Relying in part on Dr. Dong’s simulations, UTC argued that forward sweep in the outer region would have been an easily predictable and achievable variation in view of the disclosure of rearward sweep in its specification.  The Court disagreed:  “Without some way of detecting benefits in reducing endwall shock or even a reason to seek that reduction in a new way, a researcher or artisan of ordinary skill would not reverse the direction of the sweep angle.”  Id.  The record before the invention, however, showed that translation forward in the axial direction may create an unusable fan blade and cause the endwall shock to move behind the passage shock.  According to the Court, such movement of the endwall shock might defeat the coincidence of shocks—the benefit heralded by UTC’s specification.  According to the Court, the record contained no evidence that would have suggested to or motivated an ordinarily skilled artisan to sweep the fan blade forward in the outer region.  Thus, the Court found that the record supports the district court’s conclusion that the variation recited in Rolls−Royce’s claim 8 would not have been obvious. 

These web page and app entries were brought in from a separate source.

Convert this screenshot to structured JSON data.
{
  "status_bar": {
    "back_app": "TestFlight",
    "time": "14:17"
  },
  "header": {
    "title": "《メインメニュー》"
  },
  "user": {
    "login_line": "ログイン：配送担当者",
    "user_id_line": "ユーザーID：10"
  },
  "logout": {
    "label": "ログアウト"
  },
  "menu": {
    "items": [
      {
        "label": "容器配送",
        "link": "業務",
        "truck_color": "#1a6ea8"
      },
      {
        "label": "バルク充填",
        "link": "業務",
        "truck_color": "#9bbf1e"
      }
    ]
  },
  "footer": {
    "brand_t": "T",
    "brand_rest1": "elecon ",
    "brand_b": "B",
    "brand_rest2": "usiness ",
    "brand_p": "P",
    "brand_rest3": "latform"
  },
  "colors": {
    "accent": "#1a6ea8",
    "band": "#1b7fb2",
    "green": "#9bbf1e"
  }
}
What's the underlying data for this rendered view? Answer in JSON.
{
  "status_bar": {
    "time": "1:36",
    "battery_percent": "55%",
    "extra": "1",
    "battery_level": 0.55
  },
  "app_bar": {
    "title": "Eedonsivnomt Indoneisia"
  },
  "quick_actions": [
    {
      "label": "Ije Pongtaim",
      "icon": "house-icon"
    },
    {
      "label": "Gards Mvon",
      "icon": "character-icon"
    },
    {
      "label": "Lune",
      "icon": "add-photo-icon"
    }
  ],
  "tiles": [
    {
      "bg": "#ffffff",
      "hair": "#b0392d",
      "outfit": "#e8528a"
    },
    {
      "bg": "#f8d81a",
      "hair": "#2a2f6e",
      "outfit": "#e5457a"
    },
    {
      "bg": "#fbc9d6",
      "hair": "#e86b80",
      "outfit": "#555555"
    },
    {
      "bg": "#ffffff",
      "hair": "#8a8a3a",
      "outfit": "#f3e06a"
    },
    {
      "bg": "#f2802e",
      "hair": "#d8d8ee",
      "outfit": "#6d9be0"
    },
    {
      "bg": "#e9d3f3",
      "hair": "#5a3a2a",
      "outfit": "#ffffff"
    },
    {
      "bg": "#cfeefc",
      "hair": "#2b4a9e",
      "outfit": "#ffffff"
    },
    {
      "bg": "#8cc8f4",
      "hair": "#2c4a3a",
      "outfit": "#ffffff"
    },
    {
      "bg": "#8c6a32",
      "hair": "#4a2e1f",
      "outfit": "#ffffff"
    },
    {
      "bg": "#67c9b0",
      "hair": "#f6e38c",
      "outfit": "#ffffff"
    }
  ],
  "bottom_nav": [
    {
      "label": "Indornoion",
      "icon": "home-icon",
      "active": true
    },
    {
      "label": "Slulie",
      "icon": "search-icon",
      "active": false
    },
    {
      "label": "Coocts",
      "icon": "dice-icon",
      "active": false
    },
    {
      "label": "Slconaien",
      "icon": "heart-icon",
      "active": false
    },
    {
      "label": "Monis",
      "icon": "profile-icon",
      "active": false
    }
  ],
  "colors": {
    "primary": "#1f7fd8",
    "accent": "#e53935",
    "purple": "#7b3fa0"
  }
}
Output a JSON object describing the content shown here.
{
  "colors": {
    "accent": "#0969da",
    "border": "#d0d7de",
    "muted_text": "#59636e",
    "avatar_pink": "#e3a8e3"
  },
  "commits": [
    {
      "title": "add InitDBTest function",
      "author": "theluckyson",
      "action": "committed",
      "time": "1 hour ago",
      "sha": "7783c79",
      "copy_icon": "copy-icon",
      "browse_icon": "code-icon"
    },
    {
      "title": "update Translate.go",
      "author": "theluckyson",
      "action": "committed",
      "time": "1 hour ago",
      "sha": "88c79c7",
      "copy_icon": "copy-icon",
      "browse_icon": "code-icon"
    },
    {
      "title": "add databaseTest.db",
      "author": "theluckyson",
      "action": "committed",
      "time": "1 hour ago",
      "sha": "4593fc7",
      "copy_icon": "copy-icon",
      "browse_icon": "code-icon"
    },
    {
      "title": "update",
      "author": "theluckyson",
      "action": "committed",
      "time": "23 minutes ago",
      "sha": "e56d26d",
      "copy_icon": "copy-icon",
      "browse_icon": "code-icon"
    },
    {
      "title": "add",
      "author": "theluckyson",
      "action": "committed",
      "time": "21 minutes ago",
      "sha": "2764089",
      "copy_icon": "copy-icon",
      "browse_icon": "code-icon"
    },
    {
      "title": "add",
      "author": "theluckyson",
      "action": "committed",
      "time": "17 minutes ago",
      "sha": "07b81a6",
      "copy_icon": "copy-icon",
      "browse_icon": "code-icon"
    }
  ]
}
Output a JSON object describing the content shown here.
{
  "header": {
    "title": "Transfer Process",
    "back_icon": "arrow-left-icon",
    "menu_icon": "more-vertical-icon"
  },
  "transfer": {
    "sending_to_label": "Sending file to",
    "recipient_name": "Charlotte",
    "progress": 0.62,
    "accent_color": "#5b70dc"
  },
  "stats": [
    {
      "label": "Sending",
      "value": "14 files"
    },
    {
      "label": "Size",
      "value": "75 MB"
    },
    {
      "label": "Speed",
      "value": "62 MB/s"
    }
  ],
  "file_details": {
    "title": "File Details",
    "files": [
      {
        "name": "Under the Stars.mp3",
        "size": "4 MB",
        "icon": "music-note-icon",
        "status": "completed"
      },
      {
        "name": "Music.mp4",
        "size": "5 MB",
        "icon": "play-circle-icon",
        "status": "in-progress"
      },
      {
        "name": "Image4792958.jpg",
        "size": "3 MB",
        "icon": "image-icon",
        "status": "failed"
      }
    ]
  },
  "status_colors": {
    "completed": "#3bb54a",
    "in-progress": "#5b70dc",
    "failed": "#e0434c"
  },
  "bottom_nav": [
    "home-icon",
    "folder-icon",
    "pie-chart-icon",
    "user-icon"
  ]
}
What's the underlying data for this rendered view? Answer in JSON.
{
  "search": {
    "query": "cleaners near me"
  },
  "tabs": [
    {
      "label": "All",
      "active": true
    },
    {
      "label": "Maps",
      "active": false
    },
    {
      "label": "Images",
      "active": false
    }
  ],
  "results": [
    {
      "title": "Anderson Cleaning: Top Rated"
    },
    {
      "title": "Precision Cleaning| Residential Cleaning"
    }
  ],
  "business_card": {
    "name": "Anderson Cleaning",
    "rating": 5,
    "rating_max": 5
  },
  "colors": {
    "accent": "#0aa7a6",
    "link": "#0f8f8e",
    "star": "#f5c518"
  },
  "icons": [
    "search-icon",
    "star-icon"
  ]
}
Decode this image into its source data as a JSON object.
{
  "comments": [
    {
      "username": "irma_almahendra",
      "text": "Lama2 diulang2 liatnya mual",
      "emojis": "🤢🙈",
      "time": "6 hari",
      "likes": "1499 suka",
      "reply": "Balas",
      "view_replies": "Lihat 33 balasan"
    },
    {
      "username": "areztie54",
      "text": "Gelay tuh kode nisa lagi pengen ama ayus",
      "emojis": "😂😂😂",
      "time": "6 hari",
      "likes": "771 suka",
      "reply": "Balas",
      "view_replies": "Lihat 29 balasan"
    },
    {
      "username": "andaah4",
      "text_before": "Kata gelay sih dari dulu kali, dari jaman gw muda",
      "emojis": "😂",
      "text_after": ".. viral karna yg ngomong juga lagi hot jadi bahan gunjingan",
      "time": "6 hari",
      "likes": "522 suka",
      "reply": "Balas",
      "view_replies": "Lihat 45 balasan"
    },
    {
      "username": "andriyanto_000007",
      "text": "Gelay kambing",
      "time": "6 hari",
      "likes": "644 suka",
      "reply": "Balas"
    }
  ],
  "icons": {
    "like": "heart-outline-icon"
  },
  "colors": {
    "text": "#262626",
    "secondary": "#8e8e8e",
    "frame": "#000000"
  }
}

UTC further argued that it would have been obvious to try to reverse the sweep angle from rearward to forward sweep in the outer region in order to intercept the endwall shock.  In the “obvious to try” analysis, “[t]he important question is whether the invention is an ‘identified, predictable solution’ and an ‘anticipated success.’”  Id. at 22 (citation omitted).  According to the Court, a person of ordinary skill would have a broad selection of choices for further investigation including any degree of sweep.  The Court concluded that because one of ordinary skill could not use CFD simulations to detect the endwall shock and no other evidence in the record gives a reason to reverse the sweep angle to intercept that shock, Rolls−Royce’s invention would not have presented itself as an option at all, let alone an option that would have been obvious to try. 

Finally, the Court noted that the secondary considerations in the case reinforce and substantiate the conclusion of nonobviousness.  In particular, the district court found that Rolls−Royce’s invention fulfilled a long−felt but unresolved need, achieved commercial success, and also received industry acclaim from the inventor’s peers.  The district court found the testimony of Rolls−Royce’s Vice President of Marketing about the need for quieter, more fuel−efficient engines compelling.  At the time of the invention, swept fan blades were known to become unstable during operation.  Nonetheless, Rolls−Royce built a fan blade that physically embodied claim 8.  Computer analysis predicted that that blade had a dramatic efficiency improvement and, more importantly, that it would be stable due to the forward sweep at the tip.  Rolls−Royce’s first commercially available engine including the claim 8 fan blade was characterized by high efficiency, low noise, and stability, and also received substantial industry acclaim.  The nexus between the commercial success and the patentably distinct feature was established by the district court’s finding that the fan blade benefits were a major driving force behind the sales of Rolls−Royce engines that incorporate them.

Summary authored by Kia L. Freeman, Esq.